[Dataset rows describing interfaces]
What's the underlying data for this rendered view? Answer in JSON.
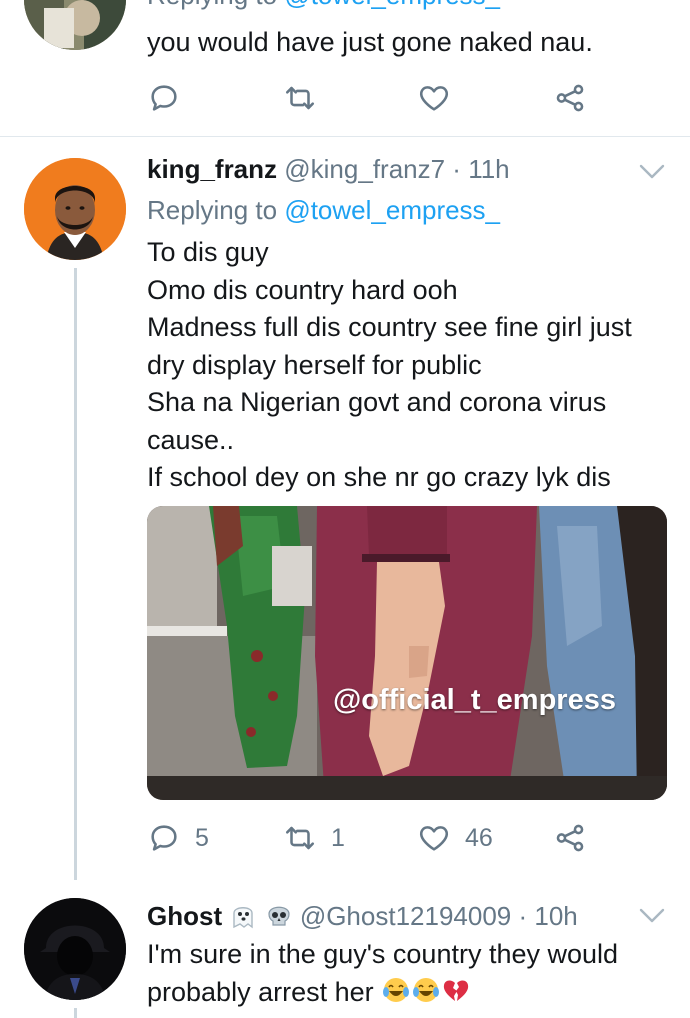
{
  "tweet_prev": {
    "reply_to_prefix": "Replying to ",
    "reply_to_handle": "@towel_empress_",
    "text": "you would have just gone naked nau."
  },
  "tweet_main": {
    "display_name": "king_franz",
    "handle": "@king_franz7",
    "separator": " · ",
    "time": "11h",
    "reply_to_prefix": "Replying to ",
    "reply_to_handle": "@towel_empress_",
    "lines": [
      "To dis guy",
      "Omo dis country hard ooh",
      "Madness full dis country see fine girl just",
      "dry display herself for public",
      "Sha na Nigerian govt and corona virus",
      "cause..",
      "If school dey on she nr go crazy lyk dis"
    ],
    "media_watermark": "@official_t_empress",
    "reply_count": "5",
    "retweet_count": "1",
    "like_count": "46"
  },
  "tweet_next": {
    "display_name": "Ghost",
    "handle": "@Ghost12194009",
    "separator": " · ",
    "time": "10h",
    "name_emojis": [
      "ghost-emoji",
      "skull-emoji"
    ],
    "line1": "I'm sure in the guy's country they would",
    "line2": "probably arrest her",
    "trailing_emojis": [
      "tears-of-joy-emoji",
      "tears-of-joy-emoji",
      "broken-heart-emoji"
    ]
  },
  "colors": {
    "link": "#1da1f2",
    "secondary": "#657786",
    "divider": "#e1e8ed",
    "thread_line": "#ccd6dd"
  }
}
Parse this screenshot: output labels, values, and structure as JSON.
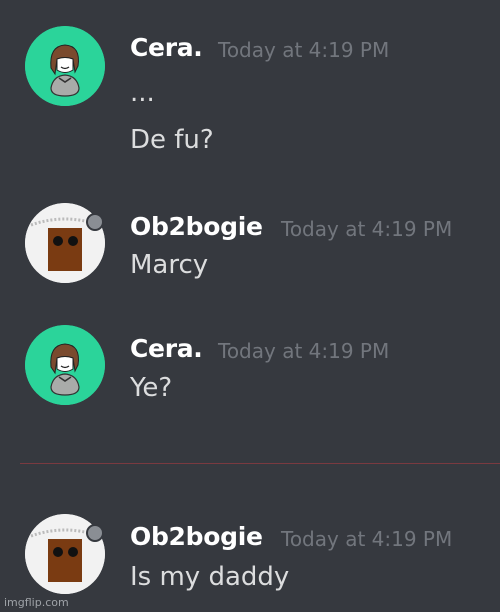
{
  "messages": [
    {
      "username": "Cera.",
      "timestamp": "Today at 4:19 PM",
      "lines": [
        "...",
        "De fu?"
      ],
      "avatar": "cera-avatar"
    },
    {
      "username": "Ob2bogie",
      "timestamp": "Today at 4:19 PM",
      "lines": [
        "Marcy"
      ],
      "avatar": "ob2bogie-avatar"
    },
    {
      "username": "Cera.",
      "timestamp": "Today at 4:19 PM",
      "lines": [
        "Ye?"
      ],
      "avatar": "cera-avatar"
    },
    {
      "username": "Ob2bogie",
      "timestamp": "Today at 4:19 PM",
      "lines": [
        "Is my daddy"
      ],
      "avatar": "ob2bogie-avatar"
    }
  ],
  "watermark": "imgflip.com",
  "colors": {
    "background": "#36393f",
    "username": "#ffffff",
    "timestamp": "#72767d",
    "message_text": "#dcddde",
    "cera_avatar_bg": "#2bd49a",
    "ob2bogie_avatar_bg": "#f2f2f2",
    "new_messages_divider": "#7a3a40"
  }
}
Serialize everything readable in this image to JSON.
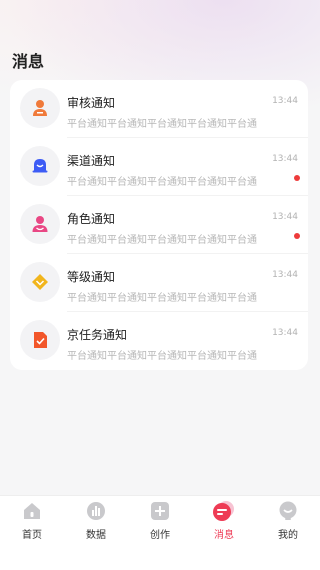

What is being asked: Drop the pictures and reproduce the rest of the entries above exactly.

Result of this task:
What's the underlying data for this rendered view? Answer in JSON.
{
  "tweet_prev": {
    "reply_to_prefix": "Replying to ",
    "reply_to_handle": "@towel_empress_",
    "text": "you would have just gone naked nau."
  },
  "tweet_main": {
    "display_name": "king_franz",
    "handle": "@king_franz7",
    "separator": " · ",
    "time": "11h",
    "reply_to_prefix": "Replying to ",
    "reply_to_handle": "@towel_empress_",
    "lines": [
      "To dis guy",
      "Omo dis country hard ooh",
      "Madness full dis country see fine girl just",
      "dry display herself for public",
      "Sha na Nigerian govt and corona virus",
      "cause..",
      "If school dey on she nr go crazy lyk dis"
    ],
    "media_watermark": "@official_t_empress",
    "reply_count": "5",
    "retweet_count": "1",
    "like_count": "46"
  },
  "tweet_next": {
    "display_name": "Ghost",
    "handle": "@Ghost12194009",
    "separator": " · ",
    "time": "10h",
    "name_emojis": [
      "ghost-emoji",
      "skull-emoji"
    ],
    "line1": "I'm sure in the guy's country they would",
    "line2": "probably arrest her",
    "trailing_emojis": [
      "tears-of-joy-emoji",
      "tears-of-joy-emoji",
      "broken-heart-emoji"
    ]
  },
  "colors": {
    "link": "#1da1f2",
    "secondary": "#657786",
    "divider": "#e1e8ed",
    "thread_line": "#ccd6dd"
  }
}
Parse this screenshot: output labels, values, and structure as JSON.
{
  "messages": [
    {
      "username": "Cera.",
      "timestamp": "Today at 4:19 PM",
      "lines": [
        "...",
        "De fu?"
      ],
      "avatar": "cera-avatar"
    },
    {
      "username": "Ob2bogie",
      "timestamp": "Today at 4:19 PM",
      "lines": [
        "Marcy"
      ],
      "avatar": "ob2bogie-avatar"
    },
    {
      "username": "Cera.",
      "timestamp": "Today at 4:19 PM",
      "lines": [
        "Ye?"
      ],
      "avatar": "cera-avatar"
    },
    {
      "username": "Ob2bogie",
      "timestamp": "Today at 4:19 PM",
      "lines": [
        "Is my daddy"
      ],
      "avatar": "ob2bogie-avatar"
    }
  ],
  "watermark": "imgflip.com",
  "colors": {
    "background": "#36393f",
    "username": "#ffffff",
    "timestamp": "#72767d",
    "message_text": "#dcddde",
    "cera_avatar_bg": "#2bd49a",
    "ob2bogie_avatar_bg": "#f2f2f2",
    "new_messages_divider": "#7a3a40"
  }
}
Serialize everything readable in this image to JSON.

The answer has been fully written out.